The best round was the one in which the affirmative team defined the term “copyrighted media” as restricted to music. In other words, their case supported the elimination of all copyright protection of music, with attendant file sharing over peer to peer networks. The kids made excellent arguments regarding the extent to which the status quo is broken. Billions of illegal free downloads are occurring each month. There is little or no acknowledgment of music copyright, particularly among members of their age group. One debater likened the situation to prohibition. It seemed like a good idea, but it failed. So alcohol was legalized, and taxed, and a lot of problems were eliminated. (They’d like to see iTunes take over the free download business, because there is danger of viruses on many of the popular P2P sites.)
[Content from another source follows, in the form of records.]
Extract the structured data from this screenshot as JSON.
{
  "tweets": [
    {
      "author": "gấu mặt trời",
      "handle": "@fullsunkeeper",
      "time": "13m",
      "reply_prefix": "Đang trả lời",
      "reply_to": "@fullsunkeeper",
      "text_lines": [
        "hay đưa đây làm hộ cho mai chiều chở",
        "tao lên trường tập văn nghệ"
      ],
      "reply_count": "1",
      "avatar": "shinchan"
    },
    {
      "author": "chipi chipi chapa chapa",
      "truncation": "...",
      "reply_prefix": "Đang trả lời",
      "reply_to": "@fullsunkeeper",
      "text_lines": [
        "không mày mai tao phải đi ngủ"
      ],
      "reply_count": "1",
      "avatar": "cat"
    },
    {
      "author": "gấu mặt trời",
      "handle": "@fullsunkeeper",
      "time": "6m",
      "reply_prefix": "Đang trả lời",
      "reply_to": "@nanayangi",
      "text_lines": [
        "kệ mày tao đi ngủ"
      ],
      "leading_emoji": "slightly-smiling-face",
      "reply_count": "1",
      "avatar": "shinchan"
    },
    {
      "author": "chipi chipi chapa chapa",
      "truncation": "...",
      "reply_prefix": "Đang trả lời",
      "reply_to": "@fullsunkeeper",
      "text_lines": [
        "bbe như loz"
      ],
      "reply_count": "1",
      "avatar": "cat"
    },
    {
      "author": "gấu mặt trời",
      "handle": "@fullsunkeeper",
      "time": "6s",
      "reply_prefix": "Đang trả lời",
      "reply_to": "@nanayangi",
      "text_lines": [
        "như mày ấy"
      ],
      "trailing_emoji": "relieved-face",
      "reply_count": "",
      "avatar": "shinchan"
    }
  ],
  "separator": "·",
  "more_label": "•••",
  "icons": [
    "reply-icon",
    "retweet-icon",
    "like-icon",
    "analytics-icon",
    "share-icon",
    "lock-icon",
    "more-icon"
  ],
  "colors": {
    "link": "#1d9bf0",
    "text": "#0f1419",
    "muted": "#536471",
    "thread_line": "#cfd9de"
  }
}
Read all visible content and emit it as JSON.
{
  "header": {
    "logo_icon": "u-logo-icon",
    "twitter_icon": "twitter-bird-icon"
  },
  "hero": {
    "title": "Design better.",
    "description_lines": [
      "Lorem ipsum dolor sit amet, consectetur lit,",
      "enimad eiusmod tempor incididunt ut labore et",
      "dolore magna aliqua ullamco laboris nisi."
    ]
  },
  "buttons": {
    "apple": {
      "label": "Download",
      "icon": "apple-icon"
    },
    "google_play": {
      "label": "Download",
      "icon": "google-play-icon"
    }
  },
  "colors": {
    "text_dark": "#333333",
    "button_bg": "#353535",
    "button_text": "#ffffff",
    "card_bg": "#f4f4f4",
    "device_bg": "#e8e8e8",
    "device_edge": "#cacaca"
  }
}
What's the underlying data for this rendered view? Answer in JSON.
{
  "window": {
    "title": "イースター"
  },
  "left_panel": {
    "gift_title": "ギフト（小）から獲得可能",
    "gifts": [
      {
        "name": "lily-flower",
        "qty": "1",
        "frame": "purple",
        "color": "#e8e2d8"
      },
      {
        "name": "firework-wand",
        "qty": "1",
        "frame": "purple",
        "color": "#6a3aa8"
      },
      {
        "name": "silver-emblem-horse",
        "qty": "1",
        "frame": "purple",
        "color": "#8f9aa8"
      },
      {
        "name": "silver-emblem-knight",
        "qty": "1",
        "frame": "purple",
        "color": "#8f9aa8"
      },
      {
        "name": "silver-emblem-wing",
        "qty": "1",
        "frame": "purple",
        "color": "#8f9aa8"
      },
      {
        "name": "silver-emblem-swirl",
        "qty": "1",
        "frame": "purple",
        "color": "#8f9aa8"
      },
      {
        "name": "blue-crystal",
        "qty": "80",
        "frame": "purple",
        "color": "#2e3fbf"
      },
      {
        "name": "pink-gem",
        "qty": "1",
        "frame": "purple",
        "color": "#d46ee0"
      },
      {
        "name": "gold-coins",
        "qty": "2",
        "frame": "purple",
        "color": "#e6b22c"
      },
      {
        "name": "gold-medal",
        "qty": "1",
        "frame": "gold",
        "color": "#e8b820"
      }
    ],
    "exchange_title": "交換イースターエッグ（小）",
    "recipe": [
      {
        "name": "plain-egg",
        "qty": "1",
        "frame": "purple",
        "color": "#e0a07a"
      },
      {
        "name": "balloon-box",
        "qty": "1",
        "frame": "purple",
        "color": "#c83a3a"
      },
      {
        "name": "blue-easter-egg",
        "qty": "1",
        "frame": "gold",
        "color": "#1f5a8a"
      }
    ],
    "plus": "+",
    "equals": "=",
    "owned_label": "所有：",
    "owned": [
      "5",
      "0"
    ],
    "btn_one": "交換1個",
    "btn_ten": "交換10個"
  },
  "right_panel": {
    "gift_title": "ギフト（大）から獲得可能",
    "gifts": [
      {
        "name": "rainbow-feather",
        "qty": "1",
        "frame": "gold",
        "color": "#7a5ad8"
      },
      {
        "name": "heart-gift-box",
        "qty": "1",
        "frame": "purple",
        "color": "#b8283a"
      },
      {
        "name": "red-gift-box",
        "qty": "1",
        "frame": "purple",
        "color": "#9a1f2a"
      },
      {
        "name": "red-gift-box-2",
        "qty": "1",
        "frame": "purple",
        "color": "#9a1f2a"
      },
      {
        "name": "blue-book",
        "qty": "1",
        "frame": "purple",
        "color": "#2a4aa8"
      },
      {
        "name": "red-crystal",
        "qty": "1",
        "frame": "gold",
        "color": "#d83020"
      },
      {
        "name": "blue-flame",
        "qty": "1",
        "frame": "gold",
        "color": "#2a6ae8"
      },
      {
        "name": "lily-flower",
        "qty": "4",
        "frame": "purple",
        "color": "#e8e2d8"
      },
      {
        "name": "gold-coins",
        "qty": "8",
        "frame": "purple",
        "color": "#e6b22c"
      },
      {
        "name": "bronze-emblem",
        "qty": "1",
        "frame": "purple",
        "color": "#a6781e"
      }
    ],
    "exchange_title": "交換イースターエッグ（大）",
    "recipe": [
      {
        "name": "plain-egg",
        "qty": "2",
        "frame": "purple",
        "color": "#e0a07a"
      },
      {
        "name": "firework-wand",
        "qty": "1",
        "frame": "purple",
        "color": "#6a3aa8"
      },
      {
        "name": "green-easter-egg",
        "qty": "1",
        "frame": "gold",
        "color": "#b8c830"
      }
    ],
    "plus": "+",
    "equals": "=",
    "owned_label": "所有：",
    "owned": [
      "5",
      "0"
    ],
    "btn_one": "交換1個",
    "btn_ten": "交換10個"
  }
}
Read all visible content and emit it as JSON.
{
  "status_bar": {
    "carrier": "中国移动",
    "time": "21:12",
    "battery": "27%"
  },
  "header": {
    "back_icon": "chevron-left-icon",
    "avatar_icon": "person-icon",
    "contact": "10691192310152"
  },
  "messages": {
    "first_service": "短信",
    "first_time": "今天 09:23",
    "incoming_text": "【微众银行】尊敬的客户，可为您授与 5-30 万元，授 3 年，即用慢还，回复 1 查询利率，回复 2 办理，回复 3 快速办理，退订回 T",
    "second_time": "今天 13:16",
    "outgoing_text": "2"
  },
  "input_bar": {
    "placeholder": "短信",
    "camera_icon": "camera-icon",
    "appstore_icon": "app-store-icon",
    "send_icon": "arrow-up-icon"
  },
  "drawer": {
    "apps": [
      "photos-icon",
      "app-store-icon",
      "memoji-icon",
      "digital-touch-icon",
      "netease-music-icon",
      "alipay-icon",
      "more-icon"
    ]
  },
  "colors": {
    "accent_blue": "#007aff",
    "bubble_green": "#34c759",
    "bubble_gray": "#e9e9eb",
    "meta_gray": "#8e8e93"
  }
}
There is clear evidence that a new business model is needed–one in which users will be able to get what they want, easily and inexpensively (or freely.) The students believe that the Google model of free service, with the revenue coming from ads, could work. They contend that artists would not suffer; rather, they would benefit from wider exposure to their work and would make money from concerts and merchandise.
The most interesting thing to me was the fact that the action called for in this resolution seemed so logical and obvious to all of them. Even when the debate included other media. (They were totally clueless about the catastrophic impact on print publication of this change.) I think that those of us who care about copyright need to support creative new business models in hopes that we influence the behavior of this group of kids who have grown up with P2P. I doubt that anything that we do will be completely successful with this cohort, though. Maybe what we really should be doing is planning a massive education program aimed at much younger kids. By high school, it may be too late to change this entrenched behavior.
They don’t teach you everything you need to know in library school. For example, I never imagined that I’d be responsible, as library director, for a 60,000 square foot facility with “quirks.”
One of the more puzzling of our facilities issues is the inexplicable never-ending automatic-shut-off faucet located in the women’s rest room. The faucets are supposed to turn on when hands are waved beneath them, dispensing an appropriate amount of water before shutting down. For reasons that even the consulting plumbers have not been able to figure out, one of the faucets is over eager, turning on in response to someone walking by, and even (this is one of our theories) turning on in response to sun coming in through the window.
We have been told that there is no way to exorcise the ghost, and that the only solution is to replace all of the faucets with the old fashioned kind, that you actually have to turn on and off. I am not quite ready to go there, but it certainly is disappointing that we are wasting water, particularly during the Green Cup Challenge.